| YOUR GOAL |
Copy all the lines of the data that include the word "home".

| INFORMATION GIVEN |
#####

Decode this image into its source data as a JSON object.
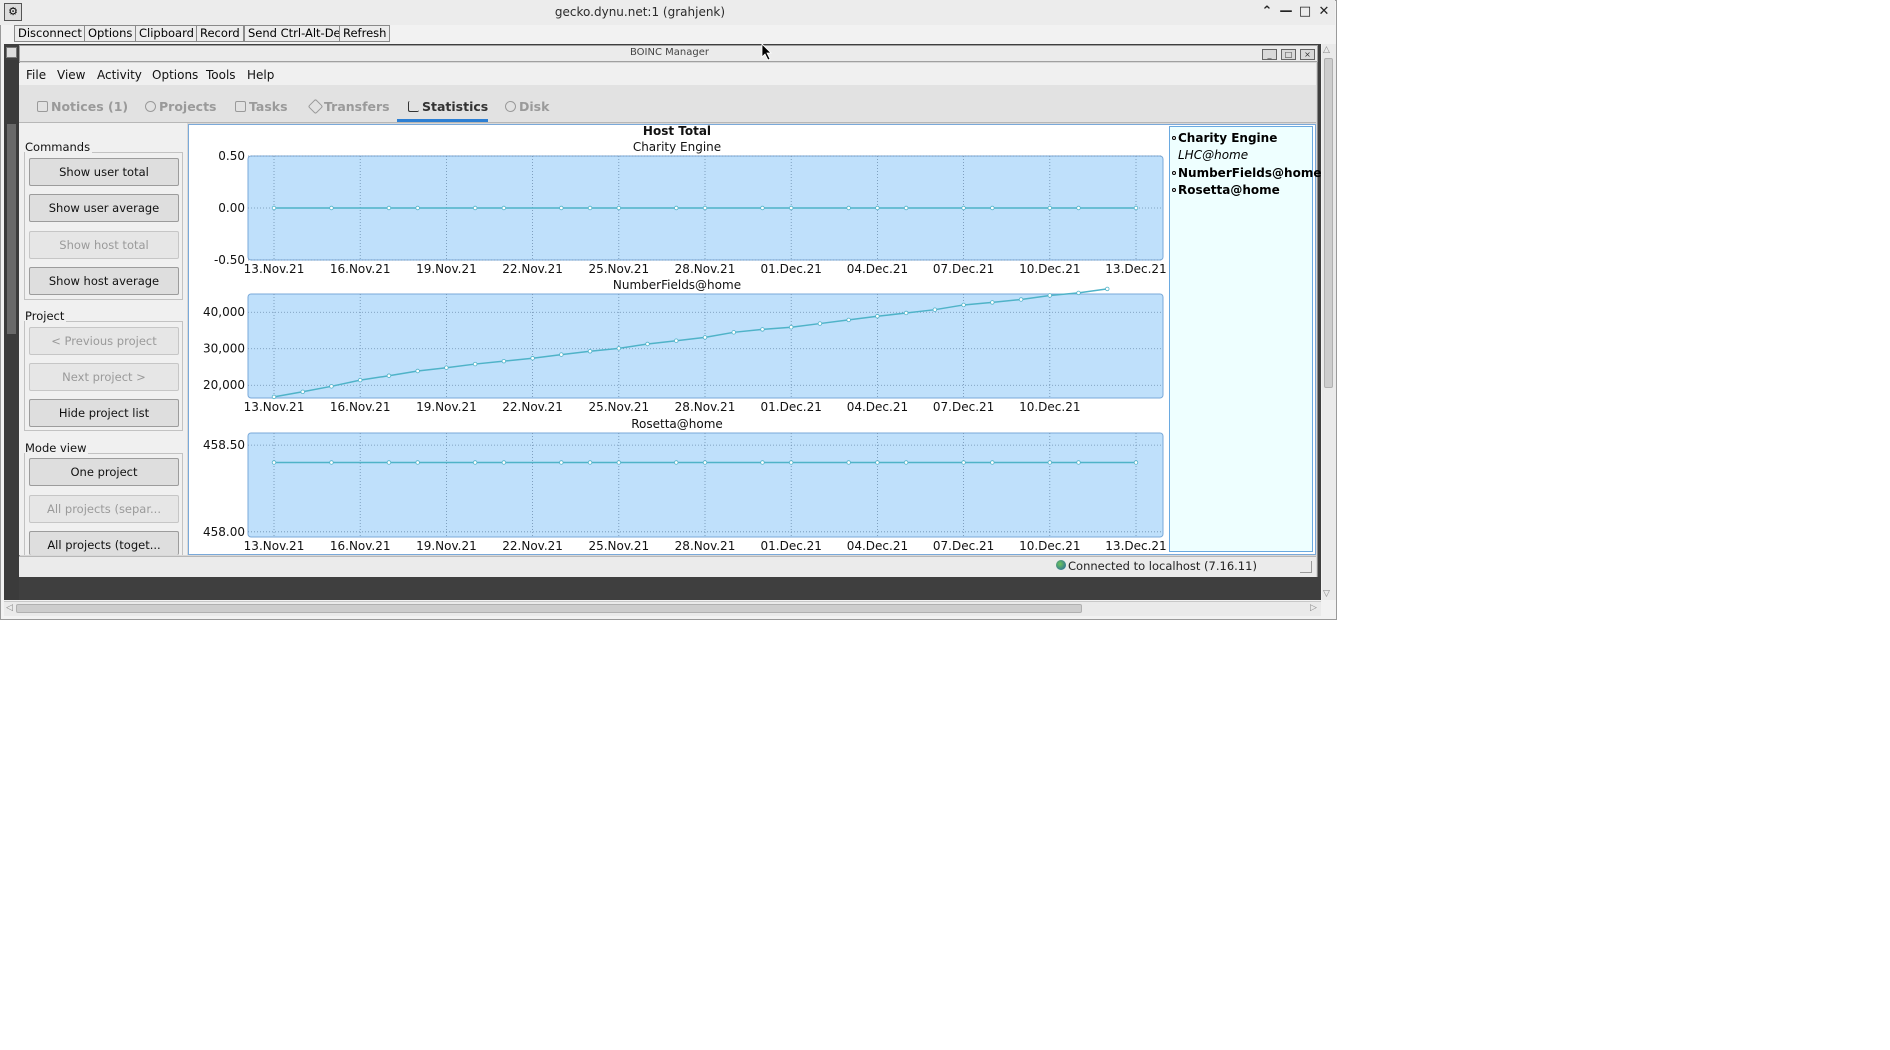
{
  "vnc": {
    "title": "gecko.dynu.net:1 (grahjenk)",
    "toolbar": [
      "Disconnect",
      "Options",
      "Clipboard",
      "Record",
      "Send Ctrl-Alt-Del",
      "Refresh"
    ]
  },
  "boinc": {
    "window_title": "BOINC Manager",
    "menu": [
      "File",
      "View",
      "Activity",
      "Options",
      "Tools",
      "Help"
    ],
    "tabs": [
      {
        "label": "Notices (1)",
        "icon": "envelope-icon"
      },
      {
        "label": "Projects",
        "icon": "gear-icon"
      },
      {
        "label": "Tasks",
        "icon": "document-icon"
      },
      {
        "label": "Transfers",
        "icon": "transfer-icon"
      },
      {
        "label": "Statistics",
        "icon": "bar-chart-icon",
        "active": true
      },
      {
        "label": "Disk",
        "icon": "pie-icon"
      }
    ],
    "commands": {
      "label": "Commands",
      "buttons": [
        {
          "label": "Show user total",
          "enabled": true
        },
        {
          "label": "Show user average",
          "enabled": true
        },
        {
          "label": "Show host total",
          "enabled": false
        },
        {
          "label": "Show host average",
          "enabled": true
        }
      ]
    },
    "project": {
      "label": "Project",
      "buttons": [
        {
          "label": "< Previous project",
          "enabled": false
        },
        {
          "label": "Next project >",
          "enabled": false
        },
        {
          "label": "Hide project list",
          "enabled": true
        }
      ]
    },
    "mode_view": {
      "label": "Mode view",
      "buttons": [
        {
          "label": "One project",
          "enabled": true
        },
        {
          "label": "All projects (separ...",
          "enabled": false
        },
        {
          "label": "All projects (toget...",
          "enabled": true
        }
      ]
    },
    "legend": [
      {
        "label": "Charity Engine",
        "style": "bold"
      },
      {
        "label": "LHC@home",
        "style": "italic"
      },
      {
        "label": "NumberFields@home",
        "style": "bold"
      },
      {
        "label": "Rosetta@home",
        "style": "bold"
      }
    ],
    "status": "Connected to localhost (7.16.11)"
  },
  "chart_data": {
    "type": "line",
    "title": "Host Total",
    "colors": {
      "plot_bg": "#bfe0fb",
      "line": "#4fb3c8"
    },
    "charts": [
      {
        "subtitle": "Charity Engine",
        "x_ticks": [
          "13.Nov.21",
          "16.Nov.21",
          "19.Nov.21",
          "22.Nov.21",
          "25.Nov.21",
          "28.Nov.21",
          "01.Dec.21",
          "04.Dec.21",
          "07.Dec.21",
          "10.Dec.21",
          "13.Dec.21"
        ],
        "y_ticks": [
          "0.50",
          "0.00",
          "-0.50"
        ],
        "ylim": [
          -0.5,
          0.5
        ],
        "x_days": [
          0,
          2,
          4,
          5,
          7,
          8,
          10,
          11,
          12,
          14,
          15,
          17,
          18,
          20,
          21,
          22,
          24,
          25,
          27,
          28,
          30
        ],
        "values": [
          0,
          0,
          0,
          0,
          0,
          0,
          0,
          0,
          0,
          0,
          0,
          0,
          0,
          0,
          0,
          0,
          0,
          0,
          0,
          0,
          0
        ]
      },
      {
        "subtitle": "NumberFields@home",
        "x_ticks": [
          "13.Nov.21",
          "16.Nov.21",
          "19.Nov.21",
          "22.Nov.21",
          "25.Nov.21",
          "28.Nov.21",
          "01.Dec.21",
          "04.Dec.21",
          "07.Dec.21",
          "10.Dec.21"
        ],
        "y_ticks": [
          "40,000",
          "30,000",
          "20,000"
        ],
        "ylim": [
          16500,
          45000
        ],
        "x_days": [
          0,
          1,
          2,
          3,
          4,
          5,
          6,
          7,
          8,
          9,
          10,
          11,
          12,
          13,
          14,
          15,
          16,
          17,
          18,
          19,
          20,
          21,
          22,
          23,
          24,
          25,
          26,
          27,
          28,
          29
        ],
        "values": [
          16800,
          18200,
          19700,
          21400,
          22600,
          23900,
          24800,
          25800,
          26600,
          27400,
          28400,
          29300,
          30100,
          31300,
          32200,
          33100,
          34500,
          35300,
          35900,
          36900,
          37900,
          38900,
          39800,
          40700,
          42000,
          42700,
          43500,
          44600,
          45300,
          46400
        ]
      },
      {
        "subtitle": "Rosetta@home",
        "x_ticks": [
          "13.Nov.21",
          "16.Nov.21",
          "19.Nov.21",
          "22.Nov.21",
          "25.Nov.21",
          "28.Nov.21",
          "01.Dec.21",
          "04.Dec.21",
          "07.Dec.21",
          "10.Dec.21",
          "13.Dec.21"
        ],
        "y_ticks": [
          "458.50",
          "458.00"
        ],
        "ylim": [
          457.97,
          458.57
        ],
        "x_days": [
          0,
          2,
          4,
          5,
          7,
          8,
          10,
          11,
          12,
          14,
          15,
          17,
          18,
          20,
          21,
          22,
          24,
          25,
          27,
          28,
          30
        ],
        "values": [
          458.4,
          458.4,
          458.4,
          458.4,
          458.4,
          458.4,
          458.4,
          458.4,
          458.4,
          458.4,
          458.4,
          458.4,
          458.4,
          458.4,
          458.4,
          458.4,
          458.4,
          458.4,
          458.4,
          458.4,
          458.4
        ]
      }
    ]
  }
}
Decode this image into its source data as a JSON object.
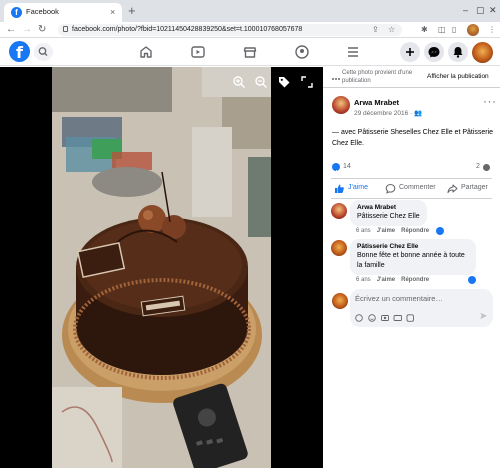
{
  "browser": {
    "tab_title": "Facebook",
    "tab_close": "×",
    "new_tab": "+",
    "url": "facebook.com/photo/?fbid=10211450428839250&set=t.100010768057678",
    "icons": [
      "back-icon",
      "forward-icon",
      "reload-icon",
      "lock-icon",
      "share-icon",
      "star-icon",
      "extensions-icon",
      "reading-list-icon",
      "profile-icon",
      "menu-icon"
    ]
  },
  "header": {
    "logo": "f",
    "nav_icons": [
      "home-icon",
      "watch-icon",
      "marketplace-icon",
      "groups-icon",
      "menu-icon"
    ],
    "right_icons": [
      "create-icon",
      "messenger-icon",
      "notifications-icon",
      "account-icon"
    ]
  },
  "viewer": {
    "tools": [
      "zoom-in-icon",
      "zoom-out-icon",
      "tag-icon",
      "fullscreen-icon"
    ]
  },
  "panel": {
    "notice_text": "Cette photo provient d'une publication",
    "notice_link": "Afficher la publication",
    "author": "Arwa Mrabet",
    "date": "29 décembre 2016 · ",
    "caption": "— avec Pâtisserie Sheselles Chez Elle et Pâtisserie Chez Elle.",
    "reactions_count": "14",
    "comments_count": "2",
    "actions": {
      "like": "J'aime",
      "comment": "Commenter",
      "share": "Partager"
    },
    "comments": [
      {
        "name": "Arwa Mrabet",
        "text": "Pâtisserie Chez Elle",
        "time": "6 ans",
        "like": "J'aime",
        "reply": "Répondre"
      },
      {
        "name": "Pâtisserie Chez Elle",
        "text": "Bonne fête et bonne année à toute la famille",
        "time": "6 ans",
        "like": "J'aime",
        "reply": "Répondre"
      }
    ],
    "comment_placeholder": "Écrivez un commentaire…"
  },
  "colors": {
    "brand": "#1877f2",
    "secondary_text": "#65676b",
    "bubble": "#f0f2f5"
  }
}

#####

| RESPONSE TO THE TASK |
        "label": "LHC@home",
        "label": "NumberFields@home",
        "label": "Rosetta@home",
        "subtitle": "NumberFields@home",
        "subtitle": "Rosetta@home",
      "home-icon",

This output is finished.